◆ **Dataset excerpts**:

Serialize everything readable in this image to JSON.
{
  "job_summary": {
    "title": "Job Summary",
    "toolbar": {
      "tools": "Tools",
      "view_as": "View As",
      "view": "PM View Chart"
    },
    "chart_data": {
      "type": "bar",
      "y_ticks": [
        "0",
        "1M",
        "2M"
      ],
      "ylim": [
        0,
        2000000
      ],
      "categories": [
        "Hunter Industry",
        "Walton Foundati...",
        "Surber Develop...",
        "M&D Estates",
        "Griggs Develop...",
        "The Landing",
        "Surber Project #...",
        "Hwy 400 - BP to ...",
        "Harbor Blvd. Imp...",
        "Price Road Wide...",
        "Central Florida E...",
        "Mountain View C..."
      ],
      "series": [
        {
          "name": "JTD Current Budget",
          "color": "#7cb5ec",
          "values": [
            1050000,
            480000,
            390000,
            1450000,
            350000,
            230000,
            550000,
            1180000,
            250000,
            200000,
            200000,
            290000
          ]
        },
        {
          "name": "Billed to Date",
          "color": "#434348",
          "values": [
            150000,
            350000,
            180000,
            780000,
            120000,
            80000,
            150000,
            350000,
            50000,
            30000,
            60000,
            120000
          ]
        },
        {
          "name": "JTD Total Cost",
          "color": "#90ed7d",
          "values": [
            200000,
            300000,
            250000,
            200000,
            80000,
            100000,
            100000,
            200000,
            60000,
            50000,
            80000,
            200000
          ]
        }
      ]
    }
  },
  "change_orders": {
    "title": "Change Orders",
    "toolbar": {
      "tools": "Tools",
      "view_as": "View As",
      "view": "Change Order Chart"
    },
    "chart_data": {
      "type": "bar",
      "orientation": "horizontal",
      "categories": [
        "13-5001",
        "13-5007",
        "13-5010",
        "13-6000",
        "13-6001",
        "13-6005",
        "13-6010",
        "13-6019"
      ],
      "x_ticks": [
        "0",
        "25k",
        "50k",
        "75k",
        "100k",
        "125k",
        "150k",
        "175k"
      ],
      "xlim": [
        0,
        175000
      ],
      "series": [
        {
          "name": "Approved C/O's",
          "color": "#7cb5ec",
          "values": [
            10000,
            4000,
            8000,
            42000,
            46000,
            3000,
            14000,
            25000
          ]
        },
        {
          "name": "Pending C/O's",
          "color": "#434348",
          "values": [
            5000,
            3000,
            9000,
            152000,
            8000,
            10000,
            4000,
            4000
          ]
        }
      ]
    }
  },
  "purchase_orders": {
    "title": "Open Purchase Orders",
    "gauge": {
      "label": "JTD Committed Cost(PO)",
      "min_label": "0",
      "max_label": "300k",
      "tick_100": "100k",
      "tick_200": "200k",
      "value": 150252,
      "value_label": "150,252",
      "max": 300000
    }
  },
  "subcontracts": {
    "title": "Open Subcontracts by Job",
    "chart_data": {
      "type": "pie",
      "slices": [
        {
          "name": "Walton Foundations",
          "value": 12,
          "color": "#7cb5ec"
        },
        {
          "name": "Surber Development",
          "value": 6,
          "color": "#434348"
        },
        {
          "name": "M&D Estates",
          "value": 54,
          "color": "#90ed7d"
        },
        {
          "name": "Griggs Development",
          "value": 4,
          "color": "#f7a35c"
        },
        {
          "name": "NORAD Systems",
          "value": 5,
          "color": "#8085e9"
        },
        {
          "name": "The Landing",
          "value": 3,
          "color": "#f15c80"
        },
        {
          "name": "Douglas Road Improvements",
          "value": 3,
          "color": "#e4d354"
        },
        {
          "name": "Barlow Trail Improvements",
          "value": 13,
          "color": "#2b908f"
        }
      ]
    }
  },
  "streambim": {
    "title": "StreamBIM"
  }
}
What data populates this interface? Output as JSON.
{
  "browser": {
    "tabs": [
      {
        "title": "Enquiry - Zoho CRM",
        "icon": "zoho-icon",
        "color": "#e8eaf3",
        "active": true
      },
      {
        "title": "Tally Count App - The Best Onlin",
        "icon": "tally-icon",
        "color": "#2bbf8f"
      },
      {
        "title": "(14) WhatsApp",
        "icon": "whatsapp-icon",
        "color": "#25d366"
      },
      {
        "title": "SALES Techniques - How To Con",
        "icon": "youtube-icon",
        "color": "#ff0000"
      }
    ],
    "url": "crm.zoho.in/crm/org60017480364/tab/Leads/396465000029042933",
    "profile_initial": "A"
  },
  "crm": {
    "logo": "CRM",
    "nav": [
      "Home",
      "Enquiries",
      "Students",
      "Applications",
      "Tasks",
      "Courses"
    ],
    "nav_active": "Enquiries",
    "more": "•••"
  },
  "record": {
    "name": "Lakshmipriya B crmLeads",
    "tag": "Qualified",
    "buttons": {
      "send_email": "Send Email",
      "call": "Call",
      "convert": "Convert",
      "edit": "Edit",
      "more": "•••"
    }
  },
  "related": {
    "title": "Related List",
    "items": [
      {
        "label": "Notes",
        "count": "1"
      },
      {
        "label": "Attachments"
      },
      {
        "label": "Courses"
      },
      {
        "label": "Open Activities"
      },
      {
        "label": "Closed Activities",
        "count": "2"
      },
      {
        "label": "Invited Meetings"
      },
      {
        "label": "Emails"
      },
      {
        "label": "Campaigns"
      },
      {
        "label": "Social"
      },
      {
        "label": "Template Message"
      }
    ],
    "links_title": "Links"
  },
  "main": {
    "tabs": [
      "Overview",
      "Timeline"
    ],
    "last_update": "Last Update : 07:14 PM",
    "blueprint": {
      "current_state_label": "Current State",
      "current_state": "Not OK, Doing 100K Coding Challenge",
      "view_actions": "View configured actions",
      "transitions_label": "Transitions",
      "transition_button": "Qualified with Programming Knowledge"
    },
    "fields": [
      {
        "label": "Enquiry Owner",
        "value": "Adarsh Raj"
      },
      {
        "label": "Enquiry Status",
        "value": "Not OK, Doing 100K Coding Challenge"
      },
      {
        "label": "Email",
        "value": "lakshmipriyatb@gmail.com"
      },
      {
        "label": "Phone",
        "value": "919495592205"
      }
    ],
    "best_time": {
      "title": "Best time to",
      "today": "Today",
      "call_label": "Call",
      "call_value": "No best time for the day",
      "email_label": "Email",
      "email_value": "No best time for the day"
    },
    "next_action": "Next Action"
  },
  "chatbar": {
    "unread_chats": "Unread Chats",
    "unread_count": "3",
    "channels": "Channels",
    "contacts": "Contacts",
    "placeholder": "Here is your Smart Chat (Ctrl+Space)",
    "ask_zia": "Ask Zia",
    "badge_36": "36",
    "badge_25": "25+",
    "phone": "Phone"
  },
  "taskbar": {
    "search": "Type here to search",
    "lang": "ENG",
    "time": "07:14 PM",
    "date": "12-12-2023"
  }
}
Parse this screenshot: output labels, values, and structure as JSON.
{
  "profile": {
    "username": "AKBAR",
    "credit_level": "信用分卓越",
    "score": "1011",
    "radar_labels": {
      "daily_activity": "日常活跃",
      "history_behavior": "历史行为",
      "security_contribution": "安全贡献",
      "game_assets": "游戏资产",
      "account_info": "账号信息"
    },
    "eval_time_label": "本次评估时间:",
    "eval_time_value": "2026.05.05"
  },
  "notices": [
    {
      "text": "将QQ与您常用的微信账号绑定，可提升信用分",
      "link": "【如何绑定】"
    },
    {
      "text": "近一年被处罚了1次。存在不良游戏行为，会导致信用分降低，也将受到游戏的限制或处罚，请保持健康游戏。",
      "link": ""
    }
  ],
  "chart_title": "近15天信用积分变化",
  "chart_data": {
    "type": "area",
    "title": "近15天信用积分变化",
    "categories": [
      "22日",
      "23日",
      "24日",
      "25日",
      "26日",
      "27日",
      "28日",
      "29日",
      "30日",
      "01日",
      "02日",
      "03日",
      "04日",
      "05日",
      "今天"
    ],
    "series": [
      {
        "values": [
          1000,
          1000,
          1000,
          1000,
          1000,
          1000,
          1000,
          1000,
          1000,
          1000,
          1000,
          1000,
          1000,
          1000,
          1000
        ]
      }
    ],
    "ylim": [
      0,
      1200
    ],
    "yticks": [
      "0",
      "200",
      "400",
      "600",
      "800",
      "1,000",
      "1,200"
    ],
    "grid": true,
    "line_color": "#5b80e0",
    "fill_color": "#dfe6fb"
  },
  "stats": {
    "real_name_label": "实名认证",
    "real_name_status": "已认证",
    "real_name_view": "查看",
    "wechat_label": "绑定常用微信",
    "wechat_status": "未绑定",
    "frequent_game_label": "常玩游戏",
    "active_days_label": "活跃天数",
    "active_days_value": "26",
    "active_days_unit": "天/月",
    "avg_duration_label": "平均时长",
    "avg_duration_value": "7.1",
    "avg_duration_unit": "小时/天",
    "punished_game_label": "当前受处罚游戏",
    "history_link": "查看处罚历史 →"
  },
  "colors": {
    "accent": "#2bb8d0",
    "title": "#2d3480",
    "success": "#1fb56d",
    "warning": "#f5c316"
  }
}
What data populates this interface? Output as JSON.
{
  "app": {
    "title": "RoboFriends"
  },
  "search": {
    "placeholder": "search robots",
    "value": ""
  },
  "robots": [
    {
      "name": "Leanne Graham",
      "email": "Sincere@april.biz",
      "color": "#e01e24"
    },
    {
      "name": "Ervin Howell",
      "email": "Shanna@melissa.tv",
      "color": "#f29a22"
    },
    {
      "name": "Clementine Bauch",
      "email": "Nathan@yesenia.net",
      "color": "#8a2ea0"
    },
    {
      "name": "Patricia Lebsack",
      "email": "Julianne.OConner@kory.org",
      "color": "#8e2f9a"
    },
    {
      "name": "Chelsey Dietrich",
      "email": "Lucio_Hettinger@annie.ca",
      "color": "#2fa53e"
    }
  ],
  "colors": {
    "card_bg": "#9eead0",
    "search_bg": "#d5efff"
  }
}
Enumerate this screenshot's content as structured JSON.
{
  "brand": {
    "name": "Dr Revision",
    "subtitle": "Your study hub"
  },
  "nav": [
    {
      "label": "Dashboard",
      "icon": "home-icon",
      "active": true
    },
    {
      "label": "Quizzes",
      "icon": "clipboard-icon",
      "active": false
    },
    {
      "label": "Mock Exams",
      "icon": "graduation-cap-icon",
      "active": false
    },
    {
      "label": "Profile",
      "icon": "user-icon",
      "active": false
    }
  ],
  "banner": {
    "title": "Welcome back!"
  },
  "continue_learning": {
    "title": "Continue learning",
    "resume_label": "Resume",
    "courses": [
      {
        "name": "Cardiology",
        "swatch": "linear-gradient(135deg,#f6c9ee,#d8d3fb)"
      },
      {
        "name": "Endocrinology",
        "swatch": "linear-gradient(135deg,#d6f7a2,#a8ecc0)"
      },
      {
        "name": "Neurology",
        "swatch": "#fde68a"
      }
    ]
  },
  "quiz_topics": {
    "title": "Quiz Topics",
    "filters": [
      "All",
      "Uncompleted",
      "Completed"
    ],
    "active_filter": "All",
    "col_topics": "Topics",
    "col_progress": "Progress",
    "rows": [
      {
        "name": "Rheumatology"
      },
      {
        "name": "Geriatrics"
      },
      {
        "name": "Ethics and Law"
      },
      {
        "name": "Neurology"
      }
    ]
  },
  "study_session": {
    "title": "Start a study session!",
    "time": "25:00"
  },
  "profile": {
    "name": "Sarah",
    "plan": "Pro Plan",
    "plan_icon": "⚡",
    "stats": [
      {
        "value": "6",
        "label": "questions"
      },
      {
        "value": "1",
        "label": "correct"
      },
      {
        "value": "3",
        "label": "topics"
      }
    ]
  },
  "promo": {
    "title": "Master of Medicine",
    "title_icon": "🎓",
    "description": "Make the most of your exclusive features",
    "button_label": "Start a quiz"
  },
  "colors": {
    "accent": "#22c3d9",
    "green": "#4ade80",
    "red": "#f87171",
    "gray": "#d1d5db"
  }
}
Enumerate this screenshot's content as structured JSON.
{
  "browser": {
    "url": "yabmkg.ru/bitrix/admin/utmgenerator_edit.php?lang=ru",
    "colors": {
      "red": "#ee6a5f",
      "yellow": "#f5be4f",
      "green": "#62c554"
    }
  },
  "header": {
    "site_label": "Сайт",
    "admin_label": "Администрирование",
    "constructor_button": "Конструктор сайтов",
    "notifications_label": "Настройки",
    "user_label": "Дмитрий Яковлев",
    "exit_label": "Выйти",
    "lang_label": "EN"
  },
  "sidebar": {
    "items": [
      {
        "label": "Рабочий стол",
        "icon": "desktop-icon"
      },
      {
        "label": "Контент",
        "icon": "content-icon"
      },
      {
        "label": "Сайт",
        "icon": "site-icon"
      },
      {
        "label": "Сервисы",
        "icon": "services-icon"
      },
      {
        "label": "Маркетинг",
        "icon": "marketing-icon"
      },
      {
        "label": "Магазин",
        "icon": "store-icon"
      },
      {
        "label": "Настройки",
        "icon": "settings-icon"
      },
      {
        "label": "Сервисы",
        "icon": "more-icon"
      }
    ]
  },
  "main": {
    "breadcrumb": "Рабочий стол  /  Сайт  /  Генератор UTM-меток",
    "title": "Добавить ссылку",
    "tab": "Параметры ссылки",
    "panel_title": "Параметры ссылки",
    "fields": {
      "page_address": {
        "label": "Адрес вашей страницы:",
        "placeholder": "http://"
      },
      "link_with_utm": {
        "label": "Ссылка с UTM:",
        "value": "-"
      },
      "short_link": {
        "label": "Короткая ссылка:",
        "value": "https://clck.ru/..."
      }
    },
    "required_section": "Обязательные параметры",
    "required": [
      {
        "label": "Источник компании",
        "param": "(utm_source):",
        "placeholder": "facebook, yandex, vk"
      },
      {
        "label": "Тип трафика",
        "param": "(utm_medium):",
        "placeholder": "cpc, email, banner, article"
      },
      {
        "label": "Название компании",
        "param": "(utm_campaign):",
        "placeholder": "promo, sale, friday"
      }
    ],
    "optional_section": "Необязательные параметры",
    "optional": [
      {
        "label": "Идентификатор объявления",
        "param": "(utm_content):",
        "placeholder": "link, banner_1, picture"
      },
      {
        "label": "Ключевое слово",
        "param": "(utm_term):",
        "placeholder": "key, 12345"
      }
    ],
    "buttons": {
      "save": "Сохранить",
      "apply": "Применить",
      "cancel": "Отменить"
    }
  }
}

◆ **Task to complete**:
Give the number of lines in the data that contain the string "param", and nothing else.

◆ **Solution to the problem**:
5